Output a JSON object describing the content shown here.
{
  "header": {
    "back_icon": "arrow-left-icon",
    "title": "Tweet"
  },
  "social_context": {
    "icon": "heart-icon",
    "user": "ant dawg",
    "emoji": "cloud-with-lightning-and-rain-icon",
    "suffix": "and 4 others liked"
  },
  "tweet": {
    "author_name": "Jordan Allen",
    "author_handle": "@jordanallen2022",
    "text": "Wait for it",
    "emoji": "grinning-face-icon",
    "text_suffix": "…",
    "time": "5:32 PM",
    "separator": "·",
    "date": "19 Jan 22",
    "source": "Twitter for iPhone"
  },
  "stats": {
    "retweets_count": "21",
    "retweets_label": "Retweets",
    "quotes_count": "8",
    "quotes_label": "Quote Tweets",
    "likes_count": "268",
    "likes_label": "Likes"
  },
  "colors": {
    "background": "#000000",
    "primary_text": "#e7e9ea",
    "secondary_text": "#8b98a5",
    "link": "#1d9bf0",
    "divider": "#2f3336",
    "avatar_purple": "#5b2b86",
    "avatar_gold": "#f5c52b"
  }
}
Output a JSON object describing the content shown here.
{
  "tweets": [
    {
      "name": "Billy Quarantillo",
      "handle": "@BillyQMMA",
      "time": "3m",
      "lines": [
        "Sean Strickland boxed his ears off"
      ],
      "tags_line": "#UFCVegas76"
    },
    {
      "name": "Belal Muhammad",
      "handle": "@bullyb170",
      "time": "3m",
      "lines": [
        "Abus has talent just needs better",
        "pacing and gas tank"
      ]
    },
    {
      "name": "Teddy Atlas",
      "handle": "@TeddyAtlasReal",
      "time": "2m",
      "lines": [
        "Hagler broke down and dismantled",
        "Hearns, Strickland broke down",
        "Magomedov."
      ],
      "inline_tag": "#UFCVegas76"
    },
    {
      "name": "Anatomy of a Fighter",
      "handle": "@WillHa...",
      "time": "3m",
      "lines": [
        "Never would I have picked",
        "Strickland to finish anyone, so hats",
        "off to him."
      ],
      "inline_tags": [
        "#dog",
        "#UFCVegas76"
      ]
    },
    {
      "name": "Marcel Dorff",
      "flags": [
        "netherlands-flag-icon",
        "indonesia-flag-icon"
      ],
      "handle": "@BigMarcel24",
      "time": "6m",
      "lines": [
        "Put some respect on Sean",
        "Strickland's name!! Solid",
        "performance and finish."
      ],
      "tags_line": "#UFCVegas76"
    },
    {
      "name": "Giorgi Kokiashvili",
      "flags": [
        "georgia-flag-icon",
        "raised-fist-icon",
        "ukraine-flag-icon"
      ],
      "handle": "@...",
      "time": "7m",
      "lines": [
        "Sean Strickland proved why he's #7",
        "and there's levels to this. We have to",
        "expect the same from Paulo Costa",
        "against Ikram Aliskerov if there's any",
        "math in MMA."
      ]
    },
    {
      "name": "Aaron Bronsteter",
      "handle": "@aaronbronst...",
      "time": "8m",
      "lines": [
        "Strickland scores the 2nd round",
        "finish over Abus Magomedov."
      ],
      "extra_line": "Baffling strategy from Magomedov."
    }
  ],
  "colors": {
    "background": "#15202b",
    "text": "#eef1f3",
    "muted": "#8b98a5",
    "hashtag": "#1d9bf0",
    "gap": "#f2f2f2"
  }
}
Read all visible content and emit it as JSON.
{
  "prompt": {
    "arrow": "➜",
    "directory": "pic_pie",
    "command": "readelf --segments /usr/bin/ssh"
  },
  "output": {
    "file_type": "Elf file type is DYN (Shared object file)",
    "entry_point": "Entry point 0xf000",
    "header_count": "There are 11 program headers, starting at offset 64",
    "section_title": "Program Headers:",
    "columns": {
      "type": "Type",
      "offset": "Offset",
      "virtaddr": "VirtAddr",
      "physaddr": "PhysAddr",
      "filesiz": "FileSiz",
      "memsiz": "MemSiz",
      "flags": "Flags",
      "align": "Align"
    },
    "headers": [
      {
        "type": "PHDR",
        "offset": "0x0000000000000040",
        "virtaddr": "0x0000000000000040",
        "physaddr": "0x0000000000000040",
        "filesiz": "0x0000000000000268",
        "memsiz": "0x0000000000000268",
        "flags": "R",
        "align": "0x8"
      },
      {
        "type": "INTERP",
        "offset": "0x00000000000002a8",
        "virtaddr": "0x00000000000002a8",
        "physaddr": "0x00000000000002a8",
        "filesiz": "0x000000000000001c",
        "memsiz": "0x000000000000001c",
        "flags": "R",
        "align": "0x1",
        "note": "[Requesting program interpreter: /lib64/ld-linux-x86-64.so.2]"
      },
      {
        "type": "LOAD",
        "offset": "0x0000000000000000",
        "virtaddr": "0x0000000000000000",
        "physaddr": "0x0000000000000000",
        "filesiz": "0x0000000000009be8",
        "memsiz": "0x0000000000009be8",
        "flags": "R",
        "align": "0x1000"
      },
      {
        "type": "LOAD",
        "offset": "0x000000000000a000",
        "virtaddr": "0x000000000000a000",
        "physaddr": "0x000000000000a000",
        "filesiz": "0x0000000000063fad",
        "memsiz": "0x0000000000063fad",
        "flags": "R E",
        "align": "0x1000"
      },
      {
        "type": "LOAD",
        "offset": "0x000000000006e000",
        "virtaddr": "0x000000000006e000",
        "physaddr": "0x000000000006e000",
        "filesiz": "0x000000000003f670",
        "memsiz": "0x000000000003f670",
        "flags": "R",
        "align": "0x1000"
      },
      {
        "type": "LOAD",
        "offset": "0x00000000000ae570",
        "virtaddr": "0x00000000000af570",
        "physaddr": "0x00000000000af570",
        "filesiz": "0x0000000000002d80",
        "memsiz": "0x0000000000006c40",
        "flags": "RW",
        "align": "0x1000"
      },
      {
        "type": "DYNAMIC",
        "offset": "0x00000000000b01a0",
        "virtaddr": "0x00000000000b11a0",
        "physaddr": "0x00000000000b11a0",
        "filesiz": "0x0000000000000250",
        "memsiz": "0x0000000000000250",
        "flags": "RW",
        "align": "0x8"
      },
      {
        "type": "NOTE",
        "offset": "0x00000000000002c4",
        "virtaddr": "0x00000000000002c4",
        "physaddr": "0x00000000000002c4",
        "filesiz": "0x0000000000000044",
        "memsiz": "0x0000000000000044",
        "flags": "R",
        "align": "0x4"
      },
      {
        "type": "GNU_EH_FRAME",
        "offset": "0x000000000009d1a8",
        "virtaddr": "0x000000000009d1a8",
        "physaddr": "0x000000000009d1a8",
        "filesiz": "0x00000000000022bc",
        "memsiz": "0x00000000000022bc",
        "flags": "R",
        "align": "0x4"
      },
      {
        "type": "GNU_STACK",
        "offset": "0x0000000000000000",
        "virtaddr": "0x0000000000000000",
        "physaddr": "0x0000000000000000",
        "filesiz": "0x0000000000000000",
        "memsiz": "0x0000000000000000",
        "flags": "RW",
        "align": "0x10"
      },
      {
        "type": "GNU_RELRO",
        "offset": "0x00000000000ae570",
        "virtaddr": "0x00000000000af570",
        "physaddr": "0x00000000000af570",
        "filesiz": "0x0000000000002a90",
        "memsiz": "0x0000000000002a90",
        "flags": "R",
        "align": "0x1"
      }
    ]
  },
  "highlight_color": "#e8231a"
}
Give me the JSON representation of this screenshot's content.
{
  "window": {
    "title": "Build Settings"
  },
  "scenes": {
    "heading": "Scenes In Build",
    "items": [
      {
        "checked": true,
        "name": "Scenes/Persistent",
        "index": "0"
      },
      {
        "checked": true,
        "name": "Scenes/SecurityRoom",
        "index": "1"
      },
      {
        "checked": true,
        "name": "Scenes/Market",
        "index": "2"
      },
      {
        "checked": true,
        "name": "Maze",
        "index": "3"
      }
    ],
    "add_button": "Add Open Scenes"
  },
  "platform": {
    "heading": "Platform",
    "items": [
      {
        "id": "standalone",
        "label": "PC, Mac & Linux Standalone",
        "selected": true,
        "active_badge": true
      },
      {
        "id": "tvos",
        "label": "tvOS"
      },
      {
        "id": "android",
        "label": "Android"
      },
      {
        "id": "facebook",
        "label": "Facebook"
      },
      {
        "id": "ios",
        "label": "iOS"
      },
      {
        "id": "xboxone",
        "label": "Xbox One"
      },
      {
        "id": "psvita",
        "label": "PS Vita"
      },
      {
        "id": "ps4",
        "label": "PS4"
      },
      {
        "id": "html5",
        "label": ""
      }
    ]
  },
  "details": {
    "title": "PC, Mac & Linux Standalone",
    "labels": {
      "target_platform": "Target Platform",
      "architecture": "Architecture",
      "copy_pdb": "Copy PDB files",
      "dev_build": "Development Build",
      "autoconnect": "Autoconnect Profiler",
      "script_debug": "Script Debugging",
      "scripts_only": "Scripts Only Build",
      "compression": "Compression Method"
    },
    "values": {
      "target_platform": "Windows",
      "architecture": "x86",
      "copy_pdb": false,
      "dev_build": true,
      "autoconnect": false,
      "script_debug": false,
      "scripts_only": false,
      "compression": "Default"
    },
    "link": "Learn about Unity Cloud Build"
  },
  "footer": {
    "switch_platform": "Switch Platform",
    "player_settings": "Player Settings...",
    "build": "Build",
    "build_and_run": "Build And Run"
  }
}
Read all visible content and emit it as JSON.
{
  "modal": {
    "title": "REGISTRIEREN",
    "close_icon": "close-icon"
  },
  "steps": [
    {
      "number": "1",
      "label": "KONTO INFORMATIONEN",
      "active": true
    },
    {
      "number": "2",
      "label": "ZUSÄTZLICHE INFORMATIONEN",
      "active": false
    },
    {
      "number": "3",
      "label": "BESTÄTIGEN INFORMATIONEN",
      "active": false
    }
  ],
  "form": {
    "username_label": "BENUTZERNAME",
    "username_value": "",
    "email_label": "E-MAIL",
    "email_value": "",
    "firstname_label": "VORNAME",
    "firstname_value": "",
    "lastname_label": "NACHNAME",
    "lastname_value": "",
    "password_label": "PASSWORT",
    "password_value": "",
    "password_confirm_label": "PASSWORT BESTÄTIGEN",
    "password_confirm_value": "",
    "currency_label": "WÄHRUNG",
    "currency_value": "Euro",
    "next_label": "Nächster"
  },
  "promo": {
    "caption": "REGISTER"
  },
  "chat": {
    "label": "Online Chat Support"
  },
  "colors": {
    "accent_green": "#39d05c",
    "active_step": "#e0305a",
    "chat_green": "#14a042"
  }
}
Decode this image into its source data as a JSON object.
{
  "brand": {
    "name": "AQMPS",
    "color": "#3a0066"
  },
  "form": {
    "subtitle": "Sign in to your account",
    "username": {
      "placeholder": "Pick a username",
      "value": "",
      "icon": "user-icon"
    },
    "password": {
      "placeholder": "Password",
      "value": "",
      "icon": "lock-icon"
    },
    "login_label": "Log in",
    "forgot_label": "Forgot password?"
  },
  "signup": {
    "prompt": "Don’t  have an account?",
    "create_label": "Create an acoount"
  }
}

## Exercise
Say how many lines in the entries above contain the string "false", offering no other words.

## Written response
6